A simple values message and triggers can be powerful. An MIT study found that forcing students to recite the 10 commandments prior to taking an exam reduced the likelihood of cheating. This suggests that you can use “triggering” to get people to behave a certain way in context. Even just hanging the MBA Oath on your wall, like the Doctor’s degree on their wall, could remind colleagues to take morals into account when making a business decision.
Adding a golden rule of business. Overall, I think the signable MBA Oath (as opposed to the book about the Oath) is too long and broad. I don’t know if every MBA should be obligated to create “social prosperity” or “be a mentor”. Near the end of the book, the authors share Warren Buffet’s demand of Salomon Smith Barney employees in the early 1990s:
“[when] contemplating any business act, an employee should ask himself whether he would be willing to see it immediately described by an informed and critical reporter on the front page of his local paper, there to be read by his spouse, children and friends.”
This statement by Buffet covers most scenarios. But I think it still allows for a “everyone else was doing it” excuse from employees, particularly when it relates to complex transactions or consumer products. So, I also would like to add a addendum to Buffet’s statement:

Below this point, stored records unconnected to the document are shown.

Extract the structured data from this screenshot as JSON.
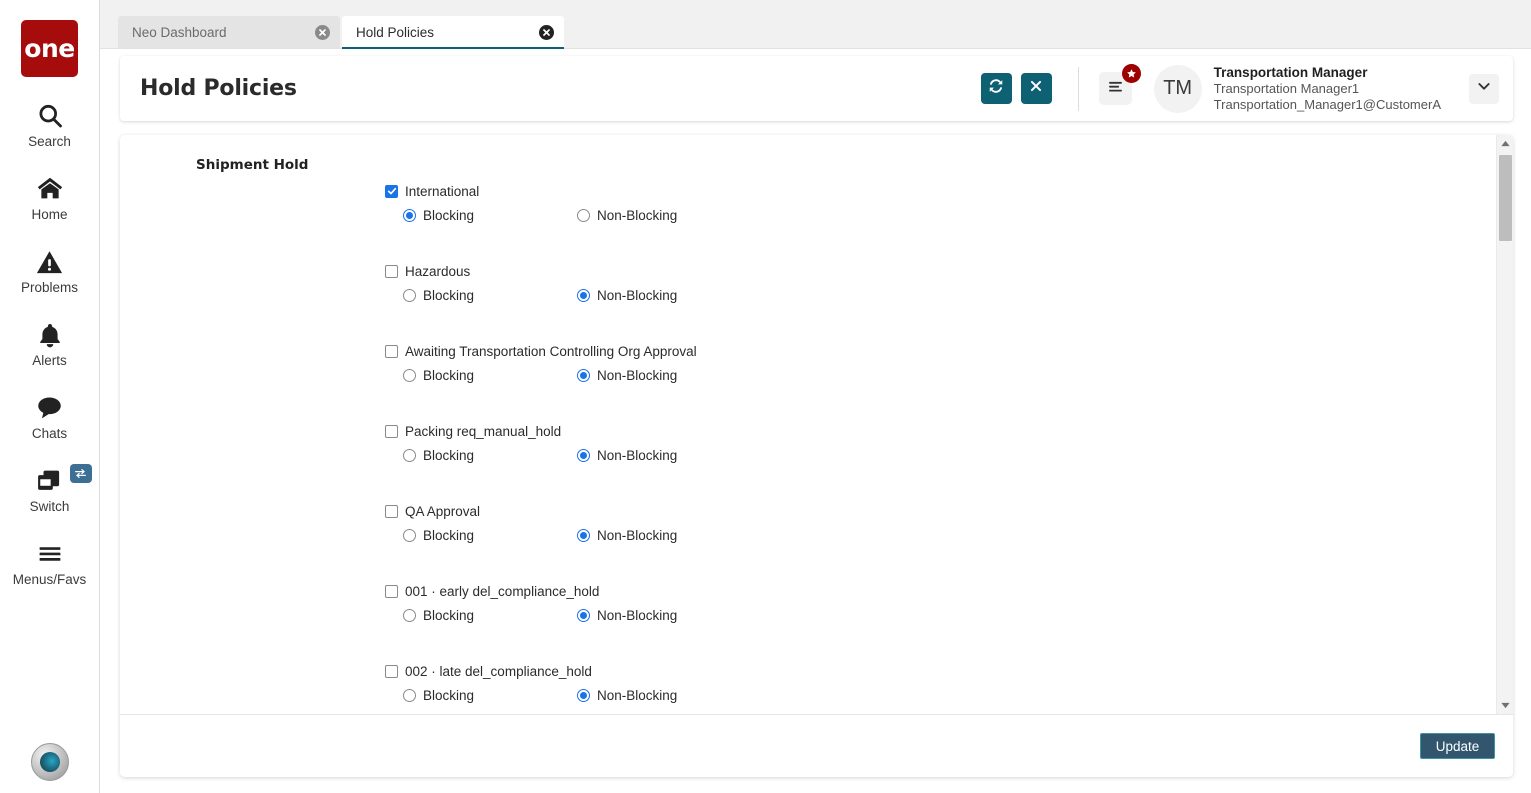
{
  "brand": {
    "logo_text": "one",
    "logo_color": "#a60c0c"
  },
  "rail": {
    "items": [
      {
        "label": "Search",
        "icon": "search-icon"
      },
      {
        "label": "Home",
        "icon": "home-icon"
      },
      {
        "label": "Problems",
        "icon": "warning-triangle-icon"
      },
      {
        "label": "Alerts",
        "icon": "bell-icon"
      },
      {
        "label": "Chats",
        "icon": "chat-bubble-icon"
      },
      {
        "label": "Switch",
        "icon": "switch-windows-icon",
        "badge_icon": "swap-arrows-icon"
      },
      {
        "label": "Menus/Favs",
        "icon": "hamburger-icon"
      }
    ]
  },
  "tabs": [
    {
      "label": "Neo Dashboard",
      "active": false
    },
    {
      "label": "Hold Policies",
      "active": true
    }
  ],
  "header": {
    "title": "Hold Policies",
    "refresh_icon": "refresh-icon",
    "close_icon": "close-icon",
    "menu_icon": "menu-list-icon",
    "menu_badge_icon": "star-icon",
    "avatar_initials": "TM",
    "user_role": "Transportation Manager",
    "user_name": "Transportation Manager1",
    "user_account": "Transportation_Manager1@CustomerA",
    "chevron_icon": "chevron-down-icon",
    "accent_color": "#0e6073",
    "badge_color": "#9c0000"
  },
  "content": {
    "section_label": "Shipment Hold",
    "option_blocking": "Blocking",
    "option_non_blocking": "Non-Blocking",
    "holds": [
      {
        "label": "International",
        "checked": true,
        "mode": "Blocking"
      },
      {
        "label": "Hazardous",
        "checked": false,
        "mode": "Non-Blocking"
      },
      {
        "label": "Awaiting Transportation Controlling Org Approval",
        "checked": false,
        "mode": "Non-Blocking"
      },
      {
        "label": "Packing req_manual_hold",
        "checked": false,
        "mode": "Non-Blocking"
      },
      {
        "label": "QA Approval",
        "checked": false,
        "mode": "Non-Blocking"
      },
      {
        "label": "001 · early del_compliance_hold",
        "checked": false,
        "mode": "Non-Blocking"
      },
      {
        "label": "002 · late del_compliance_hold",
        "checked": false,
        "mode": "Non-Blocking"
      }
    ]
  },
  "footer": {
    "update_label": "Update"
  }
}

Furthermore, employees should be reasonably willing to buy and consume what they’re selling.
One of the reasons I had to leave consulting was I was occasionally selling work that wasn’t really needed by the client. For similar reasons, I couldn’t sell a mortgage to a person likely to default. I couldn’t sell foods that might be leading to obesity. I couldn’t help arrange a sale of a security I thought was going to implode. So, I ask business people to be reasonably willing to buy what they’re selling. If there is no way you would buy it and/or consume it, even at 50% off or if you had a higher or lower income, don’t sell it. If you think it will help you in both the short and long term, you can bluff and make a big profit. But you should be willing to buy what you’re selling.

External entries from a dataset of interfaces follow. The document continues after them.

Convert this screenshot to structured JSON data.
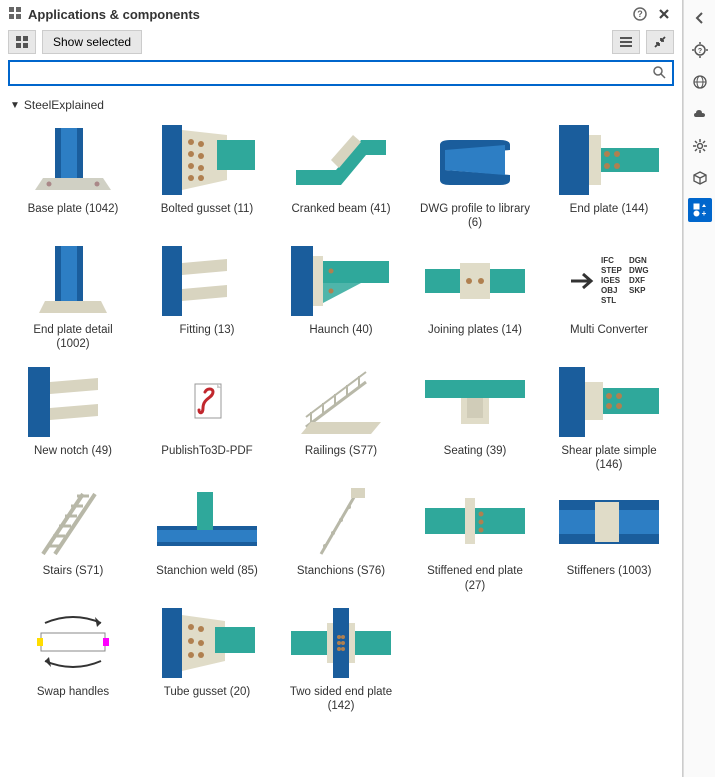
{
  "title": "Applications & components",
  "toolbar": {
    "show_selected": "Show selected"
  },
  "search": {
    "placeholder": ""
  },
  "group": {
    "name": "SteelExplained"
  },
  "items": [
    {
      "label": "Base plate (1042)"
    },
    {
      "label": "Bolted gusset (11)"
    },
    {
      "label": "Cranked beam (41)"
    },
    {
      "label": "DWG profile to library (6)"
    },
    {
      "label": "End plate (144)"
    },
    {
      "label": "End plate detail (1002)"
    },
    {
      "label": "Fitting (13)"
    },
    {
      "label": "Haunch (40)"
    },
    {
      "label": "Joining plates (14)"
    },
    {
      "label": "Multi Converter"
    },
    {
      "label": "New notch (49)"
    },
    {
      "label": "PublishTo3D-PDF"
    },
    {
      "label": "Railings (S77)"
    },
    {
      "label": "Seating (39)"
    },
    {
      "label": "Shear plate simple (146)"
    },
    {
      "label": "Stairs (S71)"
    },
    {
      "label": "Stanchion weld (85)"
    },
    {
      "label": "Stanchions (S76)"
    },
    {
      "label": "Stiffened end plate (27)"
    },
    {
      "label": "Stiffeners (1003)"
    },
    {
      "label": "Swap handles"
    },
    {
      "label": "Tube gusset (20)"
    },
    {
      "label": "Two sided end plate (142)"
    }
  ],
  "converter_formats": {
    "col1": [
      "IFC",
      "STEP",
      "IGES",
      "OBJ",
      "STL"
    ],
    "col2": [
      "DGN",
      "DWG",
      "DXF",
      "SKP"
    ]
  }
}
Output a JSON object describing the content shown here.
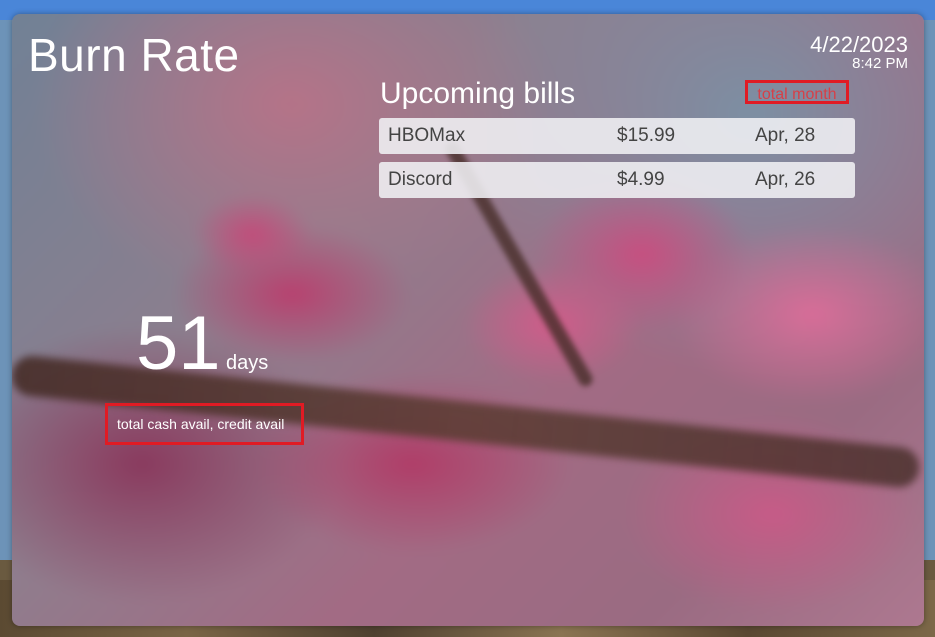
{
  "app": {
    "title": "Burn Rate"
  },
  "datetime": {
    "date": "4/22/2023",
    "time": "8:42 PM"
  },
  "bills": {
    "heading": "Upcoming bills",
    "total_label": "total month",
    "items": [
      {
        "name": "HBOMax",
        "amount": "$15.99",
        "due": "Apr, 28"
      },
      {
        "name": "Discord",
        "amount": "$4.99",
        "due": "Apr, 26"
      }
    ]
  },
  "burn": {
    "days_value": "51",
    "days_unit": "days",
    "cash_note": "total cash avail, credit avail"
  },
  "colors": {
    "accent_outline": "#e01b24",
    "text": "#ffffff",
    "row_bg": "#f0f0f4"
  }
}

Overall, The MBA Oath was a thought provoking read and should be considered by all MBA graduates. I’m glad the authors are continuing to call attention to the intersection of business and ethics, and hope they achieve the ultimate aim of positively influencing the behavior of leaders globally for years to come.
- The authors claim that “many business schools give insubstantial attention to business ethics” and that, specifically at Harvard Business School (HBS), teaching was siloed such that ethics wasn’t taught in a Finance class. I wholeheartedly disagree In the first year at HBS, we we’re required to take “Leadership and Organization Behavior” and “Leadership and Corporate Accountability”–and both these classes focused on ethical dilemmas as 5 or more cases from these classes appeared in the book. And throughout the first year my peers and I discussed ethical dilemmas in classes on private equity buyouts in Finance I, management controls in Accounting, pharmaceutical promotions in Marketing, and globalization in Macroeconomics.

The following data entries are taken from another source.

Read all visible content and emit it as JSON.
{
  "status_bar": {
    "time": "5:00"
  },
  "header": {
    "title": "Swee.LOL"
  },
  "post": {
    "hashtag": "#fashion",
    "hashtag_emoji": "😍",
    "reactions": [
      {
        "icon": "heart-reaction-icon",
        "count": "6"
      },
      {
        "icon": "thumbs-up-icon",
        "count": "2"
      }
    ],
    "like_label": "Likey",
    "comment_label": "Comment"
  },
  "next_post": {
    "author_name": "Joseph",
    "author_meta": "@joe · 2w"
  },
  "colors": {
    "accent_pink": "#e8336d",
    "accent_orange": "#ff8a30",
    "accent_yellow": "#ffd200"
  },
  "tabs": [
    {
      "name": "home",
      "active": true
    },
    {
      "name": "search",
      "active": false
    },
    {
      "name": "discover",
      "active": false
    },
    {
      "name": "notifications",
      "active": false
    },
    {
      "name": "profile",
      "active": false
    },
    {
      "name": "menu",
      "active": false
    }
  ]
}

- The authors occasionally make unfounded associations and assumptions. For example, they imply that MBA graduates are likely to add debt to companies balance sheets because they took personal loans during school and “have been trained to operate this way in their personal lives during business school”.
- The authors suggest that now more than ever business leaders are under attack, referencing recent polls and book titles. I wonder whether managers may have appeared worse during the robber baron period in the 19th century, the muckrakers era in the early 1900s, the economic depression of the 1930s, or the excesses of the 1980s.
Would you sign an MBA Oath? How can we ensure ethical decisions in the workplace? What do you think about the claim that you should be reasonably willing to buy what you sell?